• **PROBLEM TO WORK ON**: Search the records for the string "screenshot" and report how many lines contain it, with nothing else.

• **RECORD EXCERPTS**:
○ ○ ○

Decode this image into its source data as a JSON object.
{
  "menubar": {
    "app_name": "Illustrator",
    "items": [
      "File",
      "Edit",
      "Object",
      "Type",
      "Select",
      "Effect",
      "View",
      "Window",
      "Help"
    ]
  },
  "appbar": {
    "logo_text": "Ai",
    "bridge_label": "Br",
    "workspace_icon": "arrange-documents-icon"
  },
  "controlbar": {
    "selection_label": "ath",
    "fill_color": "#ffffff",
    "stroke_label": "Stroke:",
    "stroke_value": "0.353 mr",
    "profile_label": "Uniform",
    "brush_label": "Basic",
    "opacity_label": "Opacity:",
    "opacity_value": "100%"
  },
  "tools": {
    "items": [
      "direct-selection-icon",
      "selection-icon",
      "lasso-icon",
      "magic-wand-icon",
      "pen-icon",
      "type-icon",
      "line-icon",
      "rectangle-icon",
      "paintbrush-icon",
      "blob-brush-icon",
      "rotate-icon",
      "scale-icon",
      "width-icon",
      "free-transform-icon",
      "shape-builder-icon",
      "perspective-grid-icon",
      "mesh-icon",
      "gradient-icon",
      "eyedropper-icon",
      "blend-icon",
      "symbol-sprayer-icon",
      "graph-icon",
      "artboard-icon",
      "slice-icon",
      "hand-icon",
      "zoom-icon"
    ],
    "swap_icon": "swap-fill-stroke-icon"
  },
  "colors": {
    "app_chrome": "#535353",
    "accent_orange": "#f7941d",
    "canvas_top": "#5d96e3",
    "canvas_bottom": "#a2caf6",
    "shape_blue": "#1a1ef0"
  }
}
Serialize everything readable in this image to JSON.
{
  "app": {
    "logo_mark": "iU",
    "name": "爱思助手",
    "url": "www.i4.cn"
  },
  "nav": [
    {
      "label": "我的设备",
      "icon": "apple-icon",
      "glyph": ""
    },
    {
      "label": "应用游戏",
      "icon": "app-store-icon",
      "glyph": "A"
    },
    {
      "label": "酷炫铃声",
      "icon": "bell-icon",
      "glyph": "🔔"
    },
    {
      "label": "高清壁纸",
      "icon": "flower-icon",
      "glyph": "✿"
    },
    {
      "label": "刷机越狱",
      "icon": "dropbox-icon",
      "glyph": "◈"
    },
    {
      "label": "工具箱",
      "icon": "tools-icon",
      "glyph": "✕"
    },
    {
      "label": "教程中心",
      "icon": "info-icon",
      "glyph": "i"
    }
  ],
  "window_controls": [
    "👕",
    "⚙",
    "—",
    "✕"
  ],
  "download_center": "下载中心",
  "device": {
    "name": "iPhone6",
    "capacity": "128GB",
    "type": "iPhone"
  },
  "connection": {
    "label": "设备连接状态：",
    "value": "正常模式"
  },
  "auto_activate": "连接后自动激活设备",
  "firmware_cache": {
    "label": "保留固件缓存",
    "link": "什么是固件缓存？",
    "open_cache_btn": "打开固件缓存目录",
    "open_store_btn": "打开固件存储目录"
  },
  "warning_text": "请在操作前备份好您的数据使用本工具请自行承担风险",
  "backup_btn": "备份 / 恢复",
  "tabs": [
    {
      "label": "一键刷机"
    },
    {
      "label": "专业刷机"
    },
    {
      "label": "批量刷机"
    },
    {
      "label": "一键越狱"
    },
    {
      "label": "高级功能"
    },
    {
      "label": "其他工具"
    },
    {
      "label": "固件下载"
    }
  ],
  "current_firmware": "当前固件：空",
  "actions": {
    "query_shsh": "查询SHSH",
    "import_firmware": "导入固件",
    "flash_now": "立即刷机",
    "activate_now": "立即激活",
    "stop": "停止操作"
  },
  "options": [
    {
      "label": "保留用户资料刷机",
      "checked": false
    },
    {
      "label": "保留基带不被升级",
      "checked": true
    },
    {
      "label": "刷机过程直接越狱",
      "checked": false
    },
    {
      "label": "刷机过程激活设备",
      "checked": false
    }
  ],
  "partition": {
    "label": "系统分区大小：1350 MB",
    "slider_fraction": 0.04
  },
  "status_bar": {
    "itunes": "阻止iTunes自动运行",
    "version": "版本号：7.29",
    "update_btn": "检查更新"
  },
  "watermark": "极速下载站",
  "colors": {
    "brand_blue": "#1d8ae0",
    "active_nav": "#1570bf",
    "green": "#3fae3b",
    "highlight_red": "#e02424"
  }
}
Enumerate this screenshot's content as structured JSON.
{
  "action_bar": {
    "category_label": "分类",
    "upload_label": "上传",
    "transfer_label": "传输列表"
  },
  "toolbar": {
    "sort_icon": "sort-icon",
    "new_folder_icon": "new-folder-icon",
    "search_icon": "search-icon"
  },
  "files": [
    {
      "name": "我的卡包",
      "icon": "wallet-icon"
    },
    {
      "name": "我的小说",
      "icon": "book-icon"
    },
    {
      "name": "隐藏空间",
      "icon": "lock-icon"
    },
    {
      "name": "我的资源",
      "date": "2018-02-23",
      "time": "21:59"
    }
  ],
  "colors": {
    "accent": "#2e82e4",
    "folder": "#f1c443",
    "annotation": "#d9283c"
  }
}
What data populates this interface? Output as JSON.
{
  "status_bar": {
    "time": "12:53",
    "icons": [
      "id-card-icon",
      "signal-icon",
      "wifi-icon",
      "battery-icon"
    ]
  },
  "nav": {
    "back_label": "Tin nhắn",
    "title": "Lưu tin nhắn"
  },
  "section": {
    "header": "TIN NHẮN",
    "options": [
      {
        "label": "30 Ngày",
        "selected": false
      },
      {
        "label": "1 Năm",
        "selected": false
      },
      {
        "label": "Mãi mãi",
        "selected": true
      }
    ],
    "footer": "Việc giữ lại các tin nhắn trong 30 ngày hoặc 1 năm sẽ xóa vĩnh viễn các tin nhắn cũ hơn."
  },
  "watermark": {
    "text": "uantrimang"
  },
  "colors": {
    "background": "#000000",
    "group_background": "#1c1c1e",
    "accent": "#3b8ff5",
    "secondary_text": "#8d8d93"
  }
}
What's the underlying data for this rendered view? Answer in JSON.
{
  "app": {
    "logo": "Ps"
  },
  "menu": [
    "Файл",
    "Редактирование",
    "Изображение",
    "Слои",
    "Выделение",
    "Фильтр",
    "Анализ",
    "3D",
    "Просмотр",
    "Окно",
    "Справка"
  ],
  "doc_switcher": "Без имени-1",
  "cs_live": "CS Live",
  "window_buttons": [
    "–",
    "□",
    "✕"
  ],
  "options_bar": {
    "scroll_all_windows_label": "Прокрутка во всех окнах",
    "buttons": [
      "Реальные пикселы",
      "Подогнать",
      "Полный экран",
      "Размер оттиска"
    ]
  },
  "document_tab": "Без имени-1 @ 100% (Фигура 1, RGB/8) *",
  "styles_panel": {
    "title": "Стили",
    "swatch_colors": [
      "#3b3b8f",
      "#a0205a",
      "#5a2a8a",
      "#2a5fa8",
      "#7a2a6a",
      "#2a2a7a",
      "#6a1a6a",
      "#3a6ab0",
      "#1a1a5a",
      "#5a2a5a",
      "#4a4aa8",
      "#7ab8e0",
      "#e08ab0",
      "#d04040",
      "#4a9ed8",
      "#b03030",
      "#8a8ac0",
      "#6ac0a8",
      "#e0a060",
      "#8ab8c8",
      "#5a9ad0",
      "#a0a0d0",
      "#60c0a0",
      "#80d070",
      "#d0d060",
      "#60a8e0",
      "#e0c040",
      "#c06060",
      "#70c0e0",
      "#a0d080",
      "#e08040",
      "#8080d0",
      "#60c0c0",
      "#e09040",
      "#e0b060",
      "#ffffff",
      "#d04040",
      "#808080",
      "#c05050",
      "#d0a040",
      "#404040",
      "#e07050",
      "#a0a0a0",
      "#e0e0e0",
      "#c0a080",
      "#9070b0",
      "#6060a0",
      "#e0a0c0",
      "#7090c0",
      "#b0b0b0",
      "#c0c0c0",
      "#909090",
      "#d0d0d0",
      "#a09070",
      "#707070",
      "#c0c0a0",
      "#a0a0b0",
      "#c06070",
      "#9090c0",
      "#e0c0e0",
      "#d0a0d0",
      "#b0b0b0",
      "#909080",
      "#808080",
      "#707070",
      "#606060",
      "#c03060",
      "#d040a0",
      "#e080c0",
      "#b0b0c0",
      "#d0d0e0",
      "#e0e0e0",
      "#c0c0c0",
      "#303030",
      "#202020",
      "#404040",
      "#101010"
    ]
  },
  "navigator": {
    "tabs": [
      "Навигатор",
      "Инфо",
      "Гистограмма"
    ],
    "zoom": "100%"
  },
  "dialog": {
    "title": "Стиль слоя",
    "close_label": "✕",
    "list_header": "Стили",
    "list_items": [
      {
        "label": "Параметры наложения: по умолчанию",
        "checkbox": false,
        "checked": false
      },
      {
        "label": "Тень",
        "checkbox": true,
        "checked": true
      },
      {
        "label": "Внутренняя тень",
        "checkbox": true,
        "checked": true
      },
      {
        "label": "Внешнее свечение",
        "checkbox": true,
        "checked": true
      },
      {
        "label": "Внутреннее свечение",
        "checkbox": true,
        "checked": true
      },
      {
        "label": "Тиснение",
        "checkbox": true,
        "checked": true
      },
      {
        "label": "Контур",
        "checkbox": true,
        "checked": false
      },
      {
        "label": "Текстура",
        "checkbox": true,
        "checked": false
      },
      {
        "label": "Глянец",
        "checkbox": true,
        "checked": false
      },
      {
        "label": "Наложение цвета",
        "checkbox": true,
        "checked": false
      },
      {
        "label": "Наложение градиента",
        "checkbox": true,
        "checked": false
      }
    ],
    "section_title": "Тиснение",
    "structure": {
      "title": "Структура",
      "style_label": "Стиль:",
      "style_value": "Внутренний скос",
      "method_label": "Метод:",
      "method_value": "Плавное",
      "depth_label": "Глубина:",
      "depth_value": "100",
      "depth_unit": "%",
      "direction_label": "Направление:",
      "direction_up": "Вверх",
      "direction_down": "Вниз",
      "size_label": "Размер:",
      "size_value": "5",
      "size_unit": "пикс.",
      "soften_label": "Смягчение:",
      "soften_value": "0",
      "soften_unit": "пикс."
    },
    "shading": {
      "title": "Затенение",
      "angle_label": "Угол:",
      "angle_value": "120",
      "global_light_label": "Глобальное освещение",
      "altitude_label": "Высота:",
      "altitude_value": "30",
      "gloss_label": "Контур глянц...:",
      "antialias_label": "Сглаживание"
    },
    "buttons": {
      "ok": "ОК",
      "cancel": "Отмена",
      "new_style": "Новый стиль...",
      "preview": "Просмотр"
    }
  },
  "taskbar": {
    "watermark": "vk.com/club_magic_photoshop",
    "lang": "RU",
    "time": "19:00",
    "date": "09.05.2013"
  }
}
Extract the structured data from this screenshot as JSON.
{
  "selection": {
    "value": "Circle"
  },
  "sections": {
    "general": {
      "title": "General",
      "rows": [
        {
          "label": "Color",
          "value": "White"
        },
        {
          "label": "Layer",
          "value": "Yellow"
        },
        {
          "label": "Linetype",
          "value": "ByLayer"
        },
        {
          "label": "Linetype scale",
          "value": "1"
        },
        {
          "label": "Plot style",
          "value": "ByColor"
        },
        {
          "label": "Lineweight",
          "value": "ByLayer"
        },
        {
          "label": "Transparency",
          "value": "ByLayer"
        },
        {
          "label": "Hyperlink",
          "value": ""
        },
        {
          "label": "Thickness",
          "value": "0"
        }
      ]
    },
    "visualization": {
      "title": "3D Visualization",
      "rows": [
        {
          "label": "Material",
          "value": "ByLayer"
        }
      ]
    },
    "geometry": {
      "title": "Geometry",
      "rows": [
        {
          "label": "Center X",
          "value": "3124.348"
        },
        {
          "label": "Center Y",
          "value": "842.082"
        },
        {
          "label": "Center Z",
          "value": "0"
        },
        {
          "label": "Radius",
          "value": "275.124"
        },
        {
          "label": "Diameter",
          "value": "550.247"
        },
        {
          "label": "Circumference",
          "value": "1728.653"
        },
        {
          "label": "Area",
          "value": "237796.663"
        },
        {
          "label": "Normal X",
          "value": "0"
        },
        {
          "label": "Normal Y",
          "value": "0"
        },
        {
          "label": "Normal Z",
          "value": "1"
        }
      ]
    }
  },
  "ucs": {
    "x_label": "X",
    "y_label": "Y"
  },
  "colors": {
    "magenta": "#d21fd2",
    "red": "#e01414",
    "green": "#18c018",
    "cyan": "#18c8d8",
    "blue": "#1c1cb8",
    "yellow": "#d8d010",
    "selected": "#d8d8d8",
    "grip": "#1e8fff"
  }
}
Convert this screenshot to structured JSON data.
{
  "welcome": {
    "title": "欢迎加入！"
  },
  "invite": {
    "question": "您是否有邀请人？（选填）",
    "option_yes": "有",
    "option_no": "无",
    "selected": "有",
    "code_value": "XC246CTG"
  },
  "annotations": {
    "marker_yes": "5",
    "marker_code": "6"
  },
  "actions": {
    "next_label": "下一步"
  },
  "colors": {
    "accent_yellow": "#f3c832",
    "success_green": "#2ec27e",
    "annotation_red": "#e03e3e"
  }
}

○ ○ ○

• **RESULT FOR THIS EXERCISE**: 3